- Student’s full legal name
- Local, permanent address and e-mail
- Telephone listing
- Parent name and address (for news releases only)
- Major field of study
- Dates of attendance
- Class and full-time/part-time status
- Approved candidacy for graduation
- Degrees and awards received
- Most recent educational institution attended
- Participation in officially recognized activities and sports
- Weight and heights of athletic team members
- Birth date (will be validated only when furnished by the inquirer for positive identity of the student)
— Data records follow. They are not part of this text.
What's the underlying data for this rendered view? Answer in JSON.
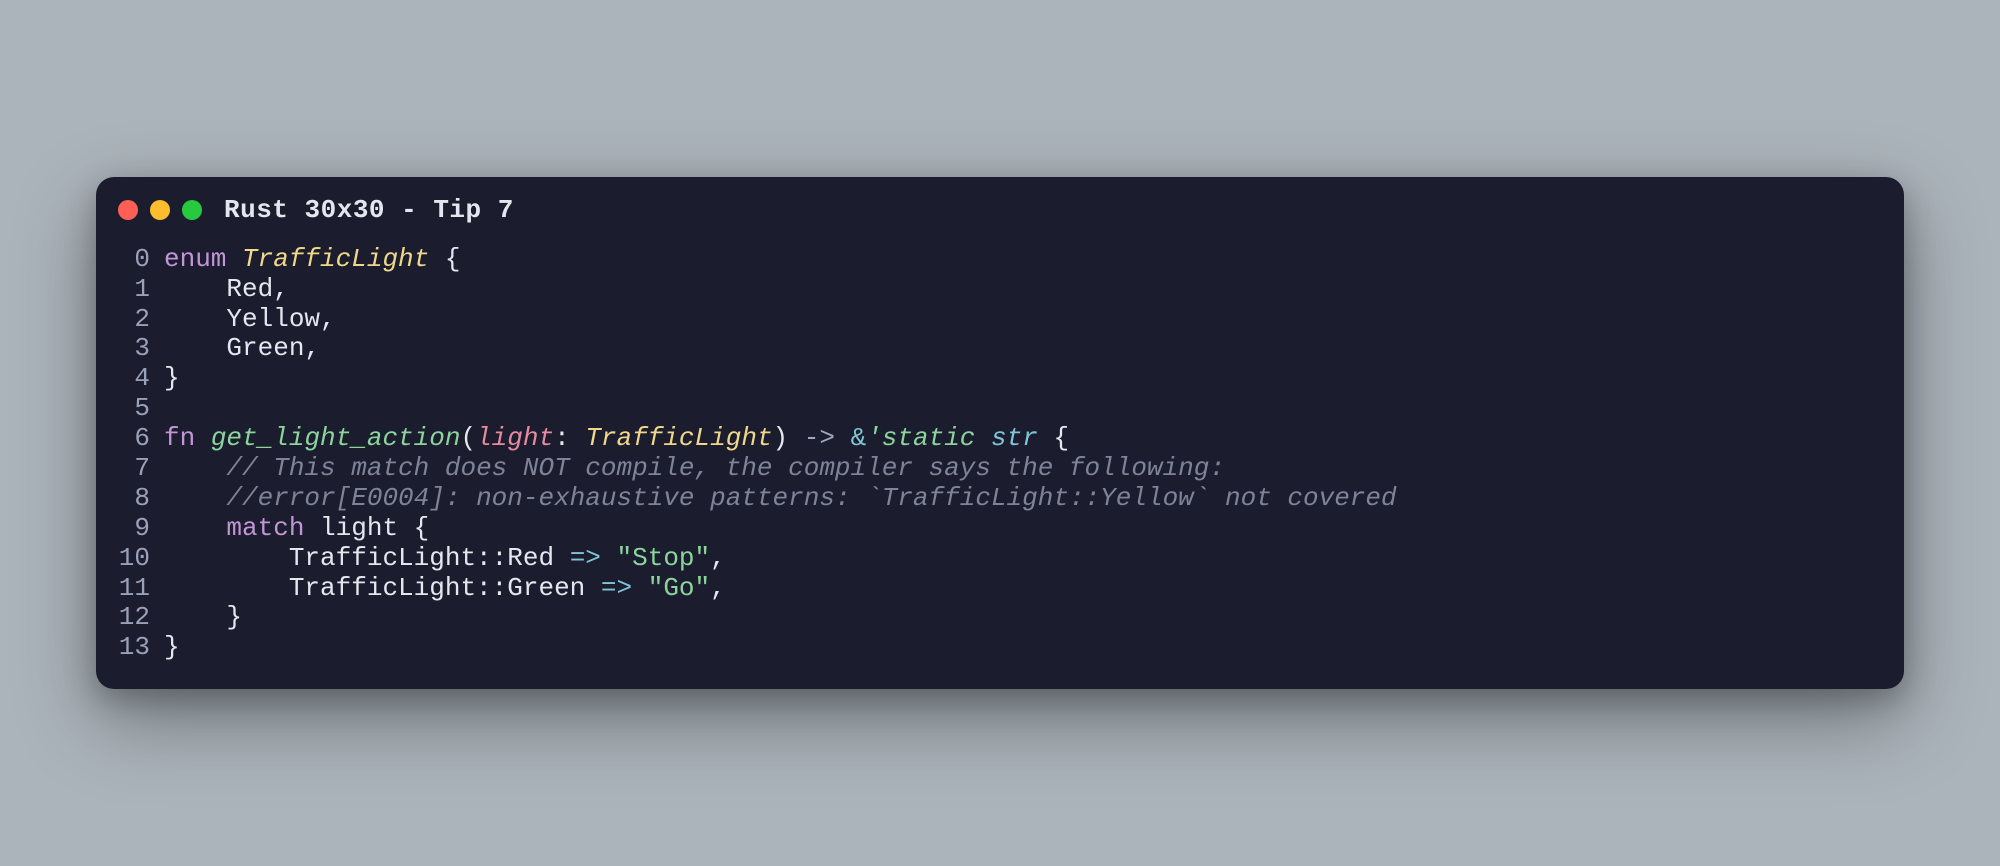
{
  "window": {
    "title": "Rust 30x30 - Tip 7"
  },
  "gutter": [
    "0",
    "1",
    "2",
    "3",
    "4",
    "5",
    "6",
    "7",
    "8",
    "9",
    "10",
    "11",
    "12",
    "13"
  ],
  "tokens": {
    "l0": {
      "enum": "enum",
      "sp": " ",
      "type": "TrafficLight",
      "sp2": " ",
      "brace": "{"
    },
    "l1": {
      "indent": "    ",
      "name": "Red",
      "comma": ","
    },
    "l2": {
      "indent": "    ",
      "name": "Yellow",
      "comma": ","
    },
    "l3": {
      "indent": "    ",
      "name": "Green",
      "comma": ","
    },
    "l4": {
      "brace": "}"
    },
    "l5": {
      "blank": ""
    },
    "l6": {
      "fn": "fn",
      "sp": " ",
      "name": "get_light_action",
      "open": "(",
      "param": "light",
      "colon": ": ",
      "ptype": "TrafficLight",
      "close": ") ",
      "arrow": "-> ",
      "amp": "&",
      "life": "'static",
      "sp2": " ",
      "str": "str",
      "sp3": " ",
      "brace": "{"
    },
    "l7": {
      "indent": "    ",
      "comment": "// This match does NOT compile, the compiler says the following:"
    },
    "l8": {
      "indent": "    ",
      "comment": "//error[E0004]: non-exhaustive patterns: `TrafficLight::Yellow` not covered"
    },
    "l9": {
      "indent": "    ",
      "match": "match",
      "sp": " ",
      "var": "light",
      "sp2": " ",
      "brace": "{"
    },
    "l10": {
      "indent": "        ",
      "enum": "TrafficLight::Red",
      "sp": " ",
      "arrow": "=>",
      "sp2": " ",
      "str": "\"Stop\"",
      "comma": ","
    },
    "l11": {
      "indent": "        ",
      "enum": "TrafficLight::Green",
      "sp": " ",
      "arrow": "=>",
      "sp2": " ",
      "str": "\"Go\"",
      "comma": ","
    },
    "l12": {
      "indent": "    ",
      "brace": "}"
    },
    "l13": {
      "brace": "}"
    }
  }
}
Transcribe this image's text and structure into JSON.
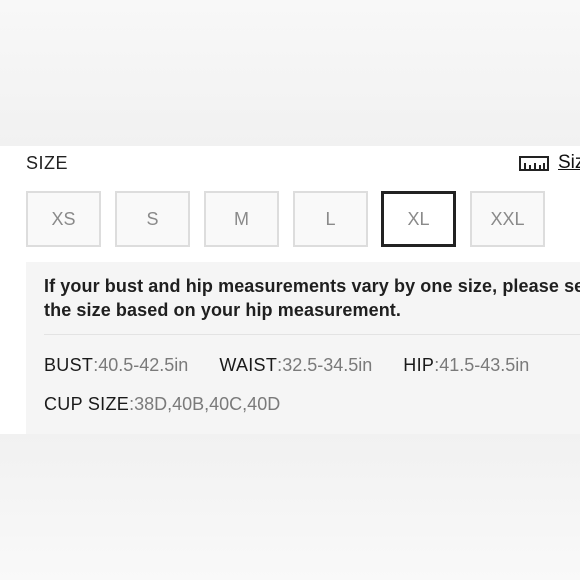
{
  "header": {
    "size_label": "SIZE",
    "size_guide_label": "Size Guide",
    "size_guide_icon": "ruler-icon"
  },
  "sizes": {
    "options": [
      "XS",
      "S",
      "M",
      "L",
      "XL",
      "XXL"
    ],
    "selected": "XL"
  },
  "info": {
    "notice": "If your bust and hip measurements vary by one size, please select the size based on your hip measurement.",
    "bust_label": "BUST",
    "bust_value": "40.5-42.5in",
    "waist_label": "WAIST",
    "waist_value": "32.5-34.5in",
    "hip_label": "HIP",
    "hip_value": "41.5-43.5in",
    "cup_label": "CUP SIZE",
    "cup_value": "38D,40B,40C,40D",
    "separator": ":"
  },
  "colors": {
    "selected_border": "#222222",
    "option_border": "#dddddd",
    "option_text": "#8a8a8a",
    "info_bg": "#f5f5f5"
  }
}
As of January 3, 2012, the U.S. Department of Education’s FERPA regulations expand the circumstances under which your education records and personally identifiable information (PII) contained in such records—including your Social Security Number, grades, or other private information—may be accessed without your consent. First, the U.S. Comptroller General, the U.S. Attorney General, the U.S. Secretary of Education, or state and local education authorities (“Federal and State Authorities”) may allow access to your records and private information without your consent to any third party designated by a Federal or State Authority to evaluate a federal- or state-supported education program. The evaluation may relate to any program that is “principally engaged in the provision of education,” such as early childhood education and job training, as well as any program that is administered by an education agency or institution. Second, Federal and State Authorities may allow access to your education records and private information without your consent to researchers performing certain types of studies, in certain cases even when we object to or do not request such research. Federal and State Authorities must obtain certain use-restriction and data security promises from the entities that they authorize to receive your personally identifiable or private information, but the Authorities need not maintain direct control over such entities. In addition, in connection with Statewide Longitudinal Data Systems, State Authorities may collect, compile, permanently retain, and share without your consent private information from your education records, and they may track your participation in education and other programs by linking such personally identifiable and private information to other personal information about you that they obtain from other Federal or State data sources, including workforce development, unemployment insurance, child welfare, juvenile justice, military service, and migrant student records systems.